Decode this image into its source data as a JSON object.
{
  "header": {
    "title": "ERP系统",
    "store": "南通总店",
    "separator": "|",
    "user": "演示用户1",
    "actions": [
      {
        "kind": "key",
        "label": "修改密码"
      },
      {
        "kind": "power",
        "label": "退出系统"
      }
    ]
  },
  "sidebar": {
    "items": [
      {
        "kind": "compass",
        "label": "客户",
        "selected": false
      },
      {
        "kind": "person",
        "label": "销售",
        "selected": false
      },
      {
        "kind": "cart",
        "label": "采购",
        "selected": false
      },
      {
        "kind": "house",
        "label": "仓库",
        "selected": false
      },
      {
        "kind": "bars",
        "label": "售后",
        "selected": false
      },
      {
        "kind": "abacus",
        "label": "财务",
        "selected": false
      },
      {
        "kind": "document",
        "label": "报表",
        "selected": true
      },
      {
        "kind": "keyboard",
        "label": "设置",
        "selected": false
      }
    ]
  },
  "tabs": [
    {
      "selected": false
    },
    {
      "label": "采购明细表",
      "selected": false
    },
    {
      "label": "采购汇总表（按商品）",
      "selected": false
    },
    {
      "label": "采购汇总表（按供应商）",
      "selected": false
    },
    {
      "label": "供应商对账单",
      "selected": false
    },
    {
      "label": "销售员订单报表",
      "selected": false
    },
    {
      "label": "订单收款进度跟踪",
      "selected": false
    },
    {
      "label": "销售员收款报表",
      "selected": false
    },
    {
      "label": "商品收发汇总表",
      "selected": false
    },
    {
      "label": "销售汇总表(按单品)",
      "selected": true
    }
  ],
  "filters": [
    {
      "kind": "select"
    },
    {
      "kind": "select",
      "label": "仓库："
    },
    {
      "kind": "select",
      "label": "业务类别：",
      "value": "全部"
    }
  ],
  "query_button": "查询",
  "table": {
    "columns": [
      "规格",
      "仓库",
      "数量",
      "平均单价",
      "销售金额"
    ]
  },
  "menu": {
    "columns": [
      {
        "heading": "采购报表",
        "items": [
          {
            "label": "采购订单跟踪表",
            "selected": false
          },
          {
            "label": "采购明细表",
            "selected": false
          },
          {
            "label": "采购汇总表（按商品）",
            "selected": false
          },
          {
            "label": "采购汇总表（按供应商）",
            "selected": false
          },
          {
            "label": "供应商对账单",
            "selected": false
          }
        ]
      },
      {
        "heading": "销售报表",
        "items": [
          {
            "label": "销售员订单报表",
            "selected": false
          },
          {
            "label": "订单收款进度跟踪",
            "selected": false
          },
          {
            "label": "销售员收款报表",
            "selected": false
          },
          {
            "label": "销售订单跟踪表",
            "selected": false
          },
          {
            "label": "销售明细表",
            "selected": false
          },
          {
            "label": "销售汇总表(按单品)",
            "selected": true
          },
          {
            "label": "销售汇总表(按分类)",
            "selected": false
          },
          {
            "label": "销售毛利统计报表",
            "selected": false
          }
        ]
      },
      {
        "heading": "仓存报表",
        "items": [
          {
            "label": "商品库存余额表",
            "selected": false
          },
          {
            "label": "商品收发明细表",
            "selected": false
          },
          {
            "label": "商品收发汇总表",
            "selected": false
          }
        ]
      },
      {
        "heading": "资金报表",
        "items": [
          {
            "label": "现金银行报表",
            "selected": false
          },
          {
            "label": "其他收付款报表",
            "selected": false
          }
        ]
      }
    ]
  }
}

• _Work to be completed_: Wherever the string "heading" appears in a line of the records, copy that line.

• _Solution_:
        "heading": "采购报表",
        "heading": "销售报表",
        "heading": "仓存报表",
        "heading": "资金报表",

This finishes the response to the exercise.